When I became a mum with my first child, my outlook to life changed completely. I cooked a meal and lived my life to fit his needs and not ours. Later, when the other two kids came, my husband and I got used to living for our children without hesitation. Our life, as I knew it, vanished into thin air and it became a life with kids in it. Motherhood is not about raising kids but the contentment we receive from seeing them grow.
Samah Aziz, 38, Marketing Director, Palestinian and mum to two girls aged 11 and 9
Motherhood to me means always being there, to be a constant source of encouragement and offering a comforting and familiar hand to hold. I feel appreciated and rewarded every single day through their unconditional love. Seeing my daughters happy and fulfilled is my source of happiness.
Every year on Mother’s Day my daughters spring a surprise with gifts and a full day of pampering. I don’t know what ideas they have come up for this year. I am sure we will make an enjoyable day out of it.
Sonia Abu Gabal, 47, HR Manager, Egyptian and mum to two boys and one girl aged 16, 14 and 9 respectively
Mothers are biologically programmed to connect with their babies and love them. Be their cheerleader for every milestone and demonstrate the abundance of unconditional love. Being a mother is the most rewarding and the most frustrating experience. Kids will challenge you, mould you, and in many ways, define you. I am doing the best I can but still it is not perfect.

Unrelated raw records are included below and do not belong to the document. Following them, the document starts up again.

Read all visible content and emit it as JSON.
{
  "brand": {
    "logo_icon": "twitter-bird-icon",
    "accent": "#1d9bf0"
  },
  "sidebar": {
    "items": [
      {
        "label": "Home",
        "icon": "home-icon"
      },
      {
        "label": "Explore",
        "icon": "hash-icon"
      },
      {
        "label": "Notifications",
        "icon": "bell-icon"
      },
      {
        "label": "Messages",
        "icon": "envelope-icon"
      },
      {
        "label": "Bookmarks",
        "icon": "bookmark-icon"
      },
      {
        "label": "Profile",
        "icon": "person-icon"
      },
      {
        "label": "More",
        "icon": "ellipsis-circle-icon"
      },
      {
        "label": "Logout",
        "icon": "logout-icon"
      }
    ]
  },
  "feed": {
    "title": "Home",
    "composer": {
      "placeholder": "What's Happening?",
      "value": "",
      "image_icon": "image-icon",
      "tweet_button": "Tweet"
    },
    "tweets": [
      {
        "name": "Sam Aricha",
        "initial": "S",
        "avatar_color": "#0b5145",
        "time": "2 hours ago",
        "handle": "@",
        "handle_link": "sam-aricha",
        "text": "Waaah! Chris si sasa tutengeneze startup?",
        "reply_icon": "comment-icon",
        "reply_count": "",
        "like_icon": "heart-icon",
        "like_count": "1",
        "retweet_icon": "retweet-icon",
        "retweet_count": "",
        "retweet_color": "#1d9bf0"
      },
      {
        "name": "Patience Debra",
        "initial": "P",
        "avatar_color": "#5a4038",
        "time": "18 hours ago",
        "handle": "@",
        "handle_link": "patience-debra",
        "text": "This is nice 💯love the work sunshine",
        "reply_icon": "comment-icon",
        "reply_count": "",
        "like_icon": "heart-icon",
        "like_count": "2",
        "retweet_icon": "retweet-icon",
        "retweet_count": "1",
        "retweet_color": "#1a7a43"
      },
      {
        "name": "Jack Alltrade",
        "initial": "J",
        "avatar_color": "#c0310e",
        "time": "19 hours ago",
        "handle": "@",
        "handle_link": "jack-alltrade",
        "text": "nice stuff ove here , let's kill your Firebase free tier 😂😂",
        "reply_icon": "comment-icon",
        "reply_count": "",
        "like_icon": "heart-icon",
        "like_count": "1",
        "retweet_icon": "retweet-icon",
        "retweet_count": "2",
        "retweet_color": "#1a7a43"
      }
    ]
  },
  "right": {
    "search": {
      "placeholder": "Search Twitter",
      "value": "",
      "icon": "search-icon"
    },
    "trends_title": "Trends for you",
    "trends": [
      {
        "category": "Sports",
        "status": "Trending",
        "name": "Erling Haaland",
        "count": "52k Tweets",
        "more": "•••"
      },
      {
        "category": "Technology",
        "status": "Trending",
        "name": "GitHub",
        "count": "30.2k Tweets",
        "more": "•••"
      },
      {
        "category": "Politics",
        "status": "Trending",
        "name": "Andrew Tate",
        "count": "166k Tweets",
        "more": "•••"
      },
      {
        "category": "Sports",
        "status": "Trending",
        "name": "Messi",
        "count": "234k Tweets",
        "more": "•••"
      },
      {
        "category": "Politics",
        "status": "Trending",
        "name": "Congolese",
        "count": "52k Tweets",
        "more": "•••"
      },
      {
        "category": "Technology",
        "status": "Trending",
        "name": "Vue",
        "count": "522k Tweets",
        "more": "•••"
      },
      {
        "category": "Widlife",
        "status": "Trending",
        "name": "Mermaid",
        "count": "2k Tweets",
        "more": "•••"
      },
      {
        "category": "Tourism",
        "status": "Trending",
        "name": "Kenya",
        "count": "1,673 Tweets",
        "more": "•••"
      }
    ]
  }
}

Generation Z is the first generation to have grown up in a digital world and that affects their behaviour. Unfortunately appreciation is not a necessity in their life - unless they are cornered and have to resort to me to escort them somewhere, only then they show it. I wish I could change that.